Page revised in April 2015.
Thassos - The Lower Town
(coats of arms at a gate of the Metelino fortress)
Walls starting from the acropolis reached the sea to the west of the military harbour thus protecting the lower town of Thassos; notwithstanding the absence of other sizeable towns on the island, several gates were opened into the walls at a very short distance one from the other; they had a rather elaborate design and were decorated with reliefs portraying gods.
The gates probably had a ceremonial purpose and they led to nearby shrines; a large relief portraying Silenus indicates the relevance of the cult of Dionysus, of whom Silenus was a tutor and companion; this was probably due to the fact that Thassos produced famous wines and Dionysus was the god of winemaking; near the relief there is a small niche where offerings were made.
The agora (forum) of Thassos was excavated as early as the 1860s by French archaeologists, when the island was still part of the Ottoman Empire.
Some of the reliefs which decorated the passage of the Theoroi, the highest magistrates of the town, are now on display at the Louvre Museum in Paris.
During the Roman rule three porticoes surrounded the space of the old agora, an indication of the wealth of the town in that period.
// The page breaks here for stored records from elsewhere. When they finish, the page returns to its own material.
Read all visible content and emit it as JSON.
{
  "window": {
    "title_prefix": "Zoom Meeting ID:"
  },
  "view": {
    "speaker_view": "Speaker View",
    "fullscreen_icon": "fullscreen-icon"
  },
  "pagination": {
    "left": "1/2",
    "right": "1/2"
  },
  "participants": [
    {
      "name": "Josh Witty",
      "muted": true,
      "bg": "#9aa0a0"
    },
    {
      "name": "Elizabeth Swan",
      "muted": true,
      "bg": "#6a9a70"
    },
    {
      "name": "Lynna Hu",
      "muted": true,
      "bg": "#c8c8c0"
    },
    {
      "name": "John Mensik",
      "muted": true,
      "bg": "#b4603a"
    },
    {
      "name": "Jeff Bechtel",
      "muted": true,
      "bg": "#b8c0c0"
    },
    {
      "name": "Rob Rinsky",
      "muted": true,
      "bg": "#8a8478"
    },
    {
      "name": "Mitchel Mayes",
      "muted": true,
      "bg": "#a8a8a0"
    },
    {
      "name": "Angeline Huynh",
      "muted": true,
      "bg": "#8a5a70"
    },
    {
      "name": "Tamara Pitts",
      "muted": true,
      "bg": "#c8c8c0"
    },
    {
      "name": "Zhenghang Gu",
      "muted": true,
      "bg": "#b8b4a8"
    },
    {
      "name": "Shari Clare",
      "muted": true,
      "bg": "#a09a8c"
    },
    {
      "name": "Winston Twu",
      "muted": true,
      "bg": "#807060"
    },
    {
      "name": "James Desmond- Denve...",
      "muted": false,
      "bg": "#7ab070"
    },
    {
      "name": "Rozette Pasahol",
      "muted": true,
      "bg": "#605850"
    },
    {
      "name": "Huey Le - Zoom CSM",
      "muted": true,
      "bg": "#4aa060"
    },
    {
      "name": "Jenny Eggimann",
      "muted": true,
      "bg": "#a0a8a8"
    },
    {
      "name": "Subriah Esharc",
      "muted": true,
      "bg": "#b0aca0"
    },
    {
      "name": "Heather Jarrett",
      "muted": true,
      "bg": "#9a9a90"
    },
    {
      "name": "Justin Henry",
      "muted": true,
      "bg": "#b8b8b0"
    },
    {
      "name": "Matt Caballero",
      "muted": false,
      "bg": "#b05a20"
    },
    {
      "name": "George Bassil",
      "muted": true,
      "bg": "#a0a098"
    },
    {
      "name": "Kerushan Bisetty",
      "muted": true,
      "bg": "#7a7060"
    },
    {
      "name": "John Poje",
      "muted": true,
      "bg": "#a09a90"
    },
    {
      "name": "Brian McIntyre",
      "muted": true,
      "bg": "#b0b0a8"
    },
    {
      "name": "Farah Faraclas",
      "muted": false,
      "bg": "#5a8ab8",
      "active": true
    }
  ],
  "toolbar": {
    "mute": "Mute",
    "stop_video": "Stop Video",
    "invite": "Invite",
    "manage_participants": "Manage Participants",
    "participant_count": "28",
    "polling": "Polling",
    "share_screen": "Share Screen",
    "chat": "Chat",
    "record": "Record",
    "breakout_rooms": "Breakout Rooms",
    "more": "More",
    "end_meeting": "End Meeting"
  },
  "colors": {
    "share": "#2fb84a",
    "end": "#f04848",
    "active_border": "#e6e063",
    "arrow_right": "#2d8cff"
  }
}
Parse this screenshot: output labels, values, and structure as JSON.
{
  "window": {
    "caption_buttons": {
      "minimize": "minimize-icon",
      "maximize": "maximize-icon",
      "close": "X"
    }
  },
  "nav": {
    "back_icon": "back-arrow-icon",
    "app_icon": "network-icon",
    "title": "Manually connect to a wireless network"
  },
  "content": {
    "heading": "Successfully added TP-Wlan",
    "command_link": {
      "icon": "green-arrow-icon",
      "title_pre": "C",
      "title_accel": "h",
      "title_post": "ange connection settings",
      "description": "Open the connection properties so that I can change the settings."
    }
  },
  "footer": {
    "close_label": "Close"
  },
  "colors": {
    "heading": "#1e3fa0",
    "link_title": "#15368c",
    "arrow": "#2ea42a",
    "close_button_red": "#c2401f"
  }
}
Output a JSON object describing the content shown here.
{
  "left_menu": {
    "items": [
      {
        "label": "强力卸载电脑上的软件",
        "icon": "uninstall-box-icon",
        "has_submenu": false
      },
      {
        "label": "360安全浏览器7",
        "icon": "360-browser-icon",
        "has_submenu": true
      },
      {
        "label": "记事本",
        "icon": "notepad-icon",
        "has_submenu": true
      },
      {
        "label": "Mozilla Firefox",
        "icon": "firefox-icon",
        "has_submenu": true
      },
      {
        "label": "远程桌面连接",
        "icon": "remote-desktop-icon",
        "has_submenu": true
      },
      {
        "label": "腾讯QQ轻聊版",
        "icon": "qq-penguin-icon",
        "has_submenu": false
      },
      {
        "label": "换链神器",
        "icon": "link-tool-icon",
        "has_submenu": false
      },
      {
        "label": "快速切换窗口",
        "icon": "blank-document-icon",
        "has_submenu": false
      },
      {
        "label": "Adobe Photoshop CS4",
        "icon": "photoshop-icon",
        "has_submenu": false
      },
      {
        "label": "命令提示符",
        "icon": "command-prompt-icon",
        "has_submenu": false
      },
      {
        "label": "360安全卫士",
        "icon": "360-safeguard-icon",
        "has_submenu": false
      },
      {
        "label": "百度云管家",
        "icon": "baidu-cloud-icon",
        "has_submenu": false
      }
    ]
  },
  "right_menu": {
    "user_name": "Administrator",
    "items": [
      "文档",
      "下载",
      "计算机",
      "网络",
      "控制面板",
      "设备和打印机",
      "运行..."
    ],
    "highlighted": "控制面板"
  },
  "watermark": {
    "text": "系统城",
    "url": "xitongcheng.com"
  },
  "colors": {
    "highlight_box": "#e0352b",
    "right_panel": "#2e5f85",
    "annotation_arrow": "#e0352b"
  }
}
A triumphal arch, of which only the foundations remain, was dedicated to Emperor Caracalla who probably visited the island on his way to the eastern borders of the empire.
While the agora is part of an archaeological area many other ancient monuments are scattered around the modern town: there are temples, gates, other buildings and several sarcophagi.
Thassos remained an Ottoman possession until 1912 when it was occupied by Greek forces. Some of the works of art found by archaeologists on the island are therefore on display in Costantinople/Istanbul.
The Archaeological Museum of Thassos was built near the agora in 1935, but it was enlarged and renovated in 1999; its exhibits span more than a thousand years from anthropomorphic funerary monuments of the Bronze Age to mosaics of the Late Roman Empire; in 357 AD a very strong earthquake struck the island and it caused a partial collapse of the harbour structures into the sea where they remain submerged; this event caused the sudden decline of Thassos which is almost entirely without monuments of the Byzantine period.
The image used as background for this page shows a relief in the Archaeological Museum.
Move to page one to see the acropolis.
Other pages of this section:
Clickable Map of the Ionian and Aegean Seas with links to other locations covered in this website (opens in a separate window)
SEE THESE OTHER EXHIBITIONS (for a full list see my detailed index).